Canon has not only dumped the reflex mirror and optical viewfinder with its all-new full-35mm mirrorless camera, but also conventional D-slr controls in favour of a more progressive design. Too much change in one hit? Go with the flow, we say.
one day the story will be told about how two of the most significant new camera launches came to happen within a mere fortnight of each other. This is incredible for a number of reasons, not the least of which being that the development time would be at least three years – maybe a bit longer – and yet Canon and Nikon reached the finish line at exactly the same time. It’s hard to believe that one was waiting for the other to show its hand, given there’s still kudos attached to being first (as, indeed, Nikon has found). And, besides, nobody waits to make a big announcement these days; the imperative is to get products into the hands of eager consumers as soon as possible. Plus there’s all the time needed to prepare for launches (unlike Nikon, Canon held real ones), publicity material, technical info and advertising… none of this can be put in place in just 15 days so you can be sure that Nikon probably didn’t take Canon by surprise.
For its part, Panasonic – which joined the full-35mm mirrorless camera party only another three weeks later – expressed surprise at the closeness of the Canon and Nikon announcements, but still believes it was simply a coincidence.
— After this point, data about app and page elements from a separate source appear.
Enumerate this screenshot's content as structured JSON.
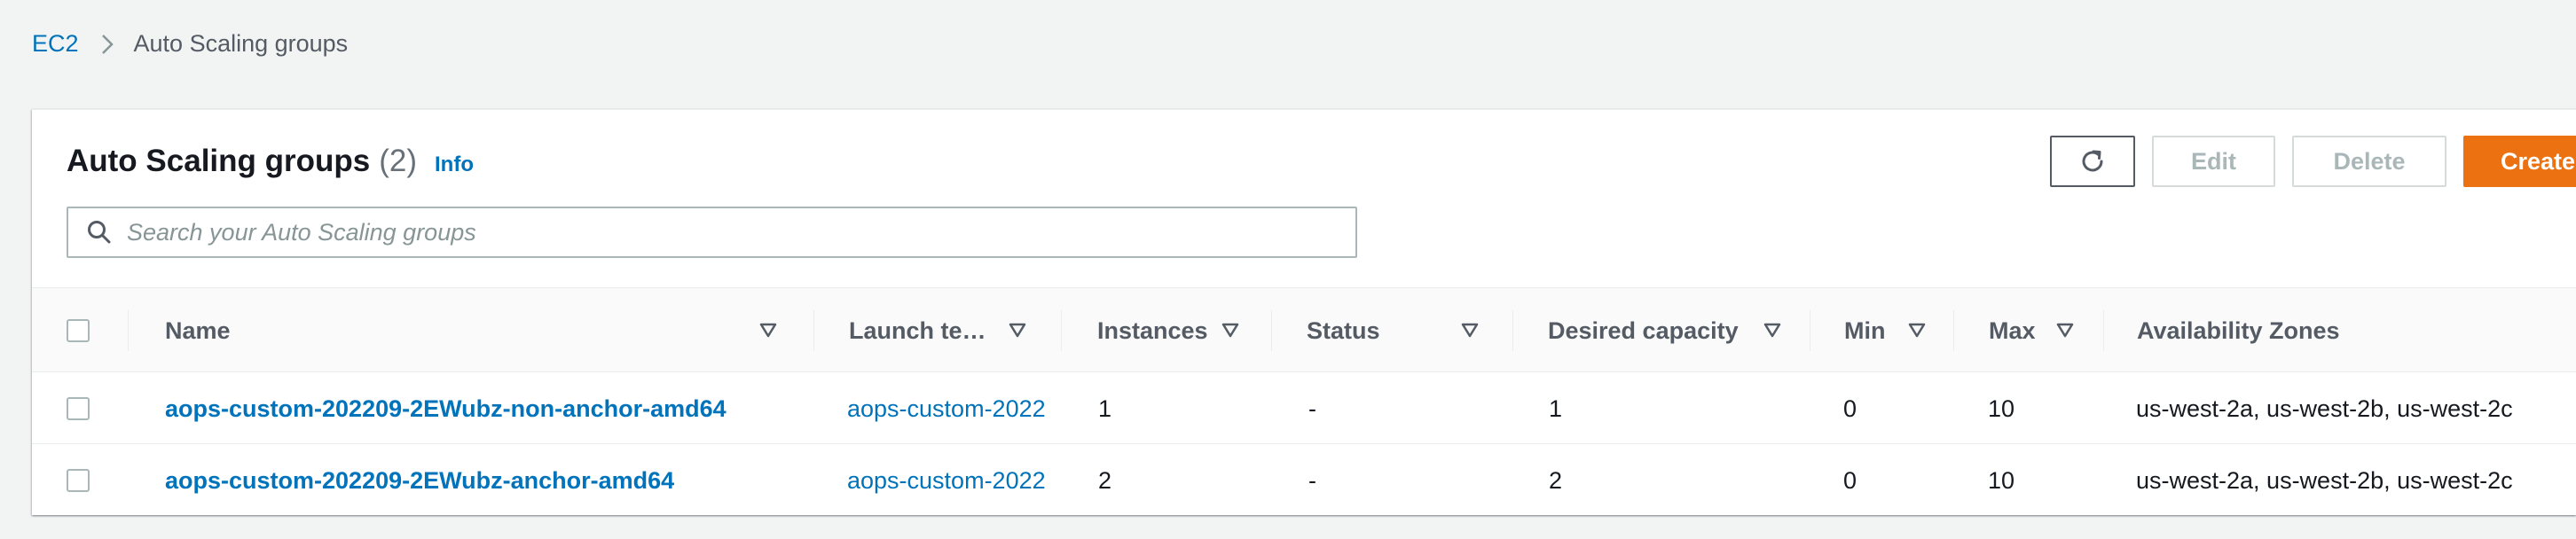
{
  "breadcrumb": {
    "root": "EC2",
    "current": "Auto Scaling groups"
  },
  "panel": {
    "title": "Auto Scaling groups",
    "count": "(2)",
    "info_label": "Info"
  },
  "toolbar": {
    "refresh_icon": "refresh-icon",
    "edit_label": "Edit",
    "delete_label": "Delete",
    "create_label": "Create"
  },
  "search": {
    "placeholder": "Search your Auto Scaling groups",
    "value": ""
  },
  "table": {
    "columns": [
      "Name",
      "Launch te…",
      "Instances",
      "Status",
      "Desired capacity",
      "Min",
      "Max",
      "Availability Zones"
    ],
    "rows": [
      {
        "name": "aops-custom-202209-2EWubz-non-anchor-amd64",
        "launch_template": "aops-custom-2022",
        "instances": "1",
        "status": "-",
        "desired_capacity": "1",
        "min": "0",
        "max": "10",
        "availability_zones": "us-west-2a, us-west-2b, us-west-2c"
      },
      {
        "name": "aops-custom-202209-2EWubz-anchor-amd64",
        "launch_template": "aops-custom-2022",
        "instances": "2",
        "status": "-",
        "desired_capacity": "2",
        "min": "0",
        "max": "10",
        "availability_zones": "us-west-2a, us-west-2b, us-west-2c"
      }
    ]
  },
  "colors": {
    "link": "#0073bb",
    "primary_button": "#ec7211",
    "background": "#f2f3f3",
    "header_text": "#545b64"
  }
}
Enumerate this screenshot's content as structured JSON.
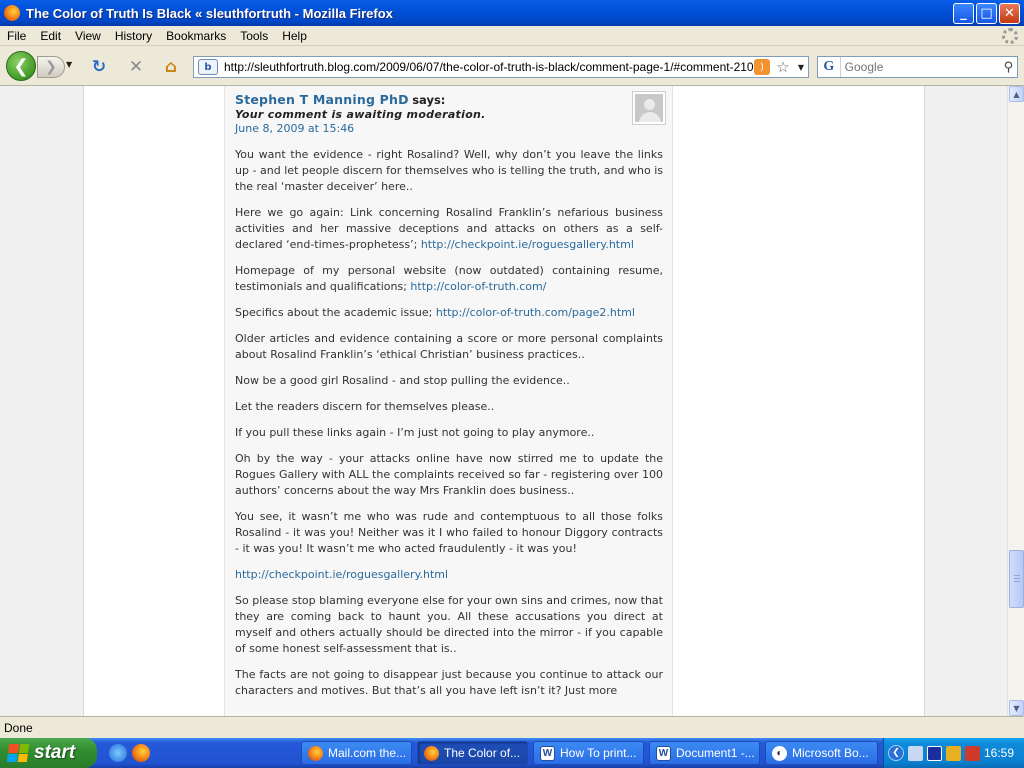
{
  "window": {
    "title": "The Color of Truth Is Black « sleuthfortruth - Mozilla Firefox",
    "minimize": "_",
    "maximize": "□",
    "close": "✕"
  },
  "menu": {
    "items": [
      "File",
      "Edit",
      "View",
      "History",
      "Bookmarks",
      "Tools",
      "Help"
    ]
  },
  "toolbar": {
    "back": "❮",
    "forward": "❯",
    "reload": "↻",
    "stop": "✕",
    "home": "⌂",
    "url": "http://sleuthfortruth.blog.com/2009/06/07/the-color-of-truth-is-black/comment-page-1/#comment-210",
    "search_placeholder": "Google",
    "search_engine": "G"
  },
  "comment": {
    "author": "Stephen T Manning PhD",
    "says": "says:",
    "moderation": "Your comment is awaiting moderation.",
    "date": "June 8, 2009 at 15:46",
    "p1": "You want the evidence - right Rosalind? Well, why don’t you leave the links up - and let people discern for themselves who is telling the truth, and who is the real ‘master deceiver’ here..",
    "p2_text": "Here we go again: Link concerning Rosalind Franklin’s nefarious business activities and her massive deceptions and attacks on others as a self-declared ‘end-times-prophetess’; ",
    "p2_link": "http://checkpoint.ie/roguesgallery.html",
    "p3_text": "Homepage of my personal website (now outdated) containing resume, testimonials and qualifications; ",
    "p3_link": "http://color-of-truth.com/",
    "p4_text": "Specifics about the academic issue; ",
    "p4_link": "http://color-of-truth.com/page2.html",
    "p5": "Older articles and evidence containing a score or more personal complaints about Rosalind Franklin’s ‘ethical Christian’ business practices..",
    "p6": "Now be a good girl Rosalind - and stop pulling the evidence..",
    "p7": "Let the readers discern for themselves please..",
    "p8": "If you pull these links again - I’m just not going to play anymore..",
    "p9": "Oh by the way - your attacks online have now stirred me to update the Rogues Gallery with ALL the complaints received so far - registering over 100 authors’ concerns about the way Mrs Franklin does business..",
    "p10": "You see, it wasn’t me who was rude and contemptuous to all those folks Rosalind - it was you! Neither was it I who failed to honour Diggory contracts - it was you! It wasn’t me who acted fraudulently - it was you!",
    "p11_link": "http://checkpoint.ie/roguesgallery.html",
    "p12": "So please stop blaming everyone else for your own sins and crimes, now that they are coming back to haunt you. All these accusations you direct at myself and others actually should be directed into the mirror - if you capable of some honest self-assessment that is..",
    "p13": "The facts are not going to disappear just because you continue to attack our characters and motives. But that’s all you have left isn’t it? Just more"
  },
  "status": {
    "text": "Done"
  },
  "taskbar": {
    "start": "start",
    "tasks": [
      "Mail.com the...",
      "The Color of...",
      "How To print...",
      "Document1 -...",
      "Microsoft Bo..."
    ],
    "clock": "16:59"
  }
}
It did concede, however, that the timing was nevertheless fortuitous as it helped focus even more attention on its plans for the Lumix S system.
Not surprisingly, the EOS R body is significantly smaller and lighter than any of Canon’s full-35mm format D-SLRs. Covers and chassis are magnesium alloy with weather sealing to protect against dust and moisture. ▲